■ ACTIVITY ■
A faithful, complete copy of the entries below is required, with images removed.
------------------------------
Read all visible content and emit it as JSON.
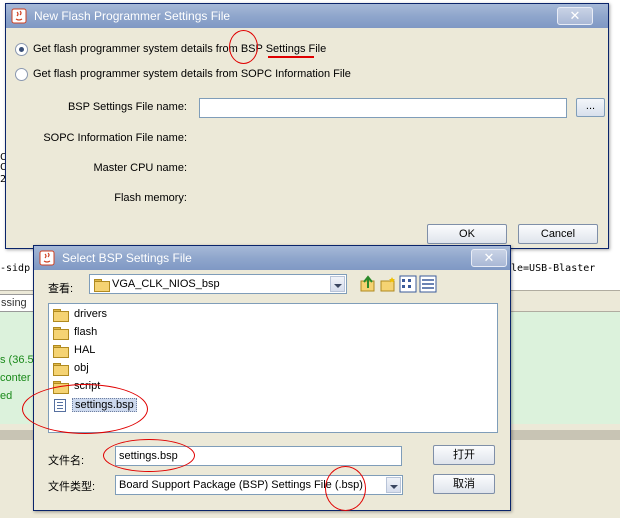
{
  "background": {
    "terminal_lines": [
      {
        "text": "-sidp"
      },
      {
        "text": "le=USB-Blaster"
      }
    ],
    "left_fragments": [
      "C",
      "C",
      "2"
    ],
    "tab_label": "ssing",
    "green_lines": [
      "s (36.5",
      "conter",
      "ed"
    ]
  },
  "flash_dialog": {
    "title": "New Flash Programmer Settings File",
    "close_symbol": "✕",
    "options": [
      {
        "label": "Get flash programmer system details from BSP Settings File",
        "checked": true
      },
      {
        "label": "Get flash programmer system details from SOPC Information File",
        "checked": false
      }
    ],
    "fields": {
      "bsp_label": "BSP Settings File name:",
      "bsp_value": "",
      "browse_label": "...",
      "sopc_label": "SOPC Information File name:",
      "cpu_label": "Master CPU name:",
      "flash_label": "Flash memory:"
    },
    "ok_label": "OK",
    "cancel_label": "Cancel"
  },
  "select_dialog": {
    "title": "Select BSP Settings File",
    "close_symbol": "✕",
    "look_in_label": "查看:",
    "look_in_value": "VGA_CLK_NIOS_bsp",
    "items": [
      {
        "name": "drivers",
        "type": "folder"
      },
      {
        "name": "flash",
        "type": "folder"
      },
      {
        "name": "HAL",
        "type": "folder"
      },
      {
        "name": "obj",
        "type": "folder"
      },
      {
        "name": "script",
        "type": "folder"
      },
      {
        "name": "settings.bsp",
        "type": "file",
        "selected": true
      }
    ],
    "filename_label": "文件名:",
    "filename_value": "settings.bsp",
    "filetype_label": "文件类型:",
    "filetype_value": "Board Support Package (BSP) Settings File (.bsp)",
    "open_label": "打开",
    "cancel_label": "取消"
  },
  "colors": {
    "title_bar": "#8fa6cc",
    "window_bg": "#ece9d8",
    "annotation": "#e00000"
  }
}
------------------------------
■ TASK OUTPUT ■
Read all visible content and emit it as JSON.
{
  "background": {
    "terminal_lines": [
      {
        "text": "-sidp"
      },
      {
        "text": "le=USB-Blaster"
      }
    ],
    "left_fragments": [
      "C",
      "C",
      "2"
    ],
    "tab_label": "ssing",
    "green_lines": [
      "s (36.5",
      "conter",
      "ed"
    ]
  },
  "flash_dialog": {
    "title": "New Flash Programmer Settings File",
    "close_symbol": "✕",
    "options": [
      {
        "label": "Get flash programmer system details from BSP Settings File",
        "checked": true
      },
      {
        "label": "Get flash programmer system details from SOPC Information File",
        "checked": false
      }
    ],
    "fields": {
      "bsp_label": "BSP Settings File name:",
      "bsp_value": "",
      "browse_label": "...",
      "sopc_label": "SOPC Information File name:",
      "cpu_label": "Master CPU name:",
      "flash_label": "Flash memory:"
    },
    "ok_label": "OK",
    "cancel_label": "Cancel"
  },
  "select_dialog": {
    "title": "Select BSP Settings File",
    "close_symbol": "✕",
    "look_in_label": "查看:",
    "look_in_value": "VGA_CLK_NIOS_bsp",
    "items": [
      {
        "name": "drivers",
        "type": "folder"
      },
      {
        "name": "flash",
        "type": "folder"
      },
      {
        "name": "HAL",
        "type": "folder"
      },
      {
        "name": "obj",
        "type": "folder"
      },
      {
        "name": "script",
        "type": "folder"
      },
      {
        "name": "settings.bsp",
        "type": "file",
        "selected": true
      }
    ],
    "filename_label": "文件名:",
    "filename_value": "settings.bsp",
    "filetype_label": "文件类型:",
    "filetype_value": "Board Support Package (BSP) Settings File (.bsp)",
    "open_label": "打开",
    "cancel_label": "取消"
  },
  "colors": {
    "title_bar": "#8fa6cc",
    "window_bg": "#ece9d8",
    "annotation": "#e00000"
  }
}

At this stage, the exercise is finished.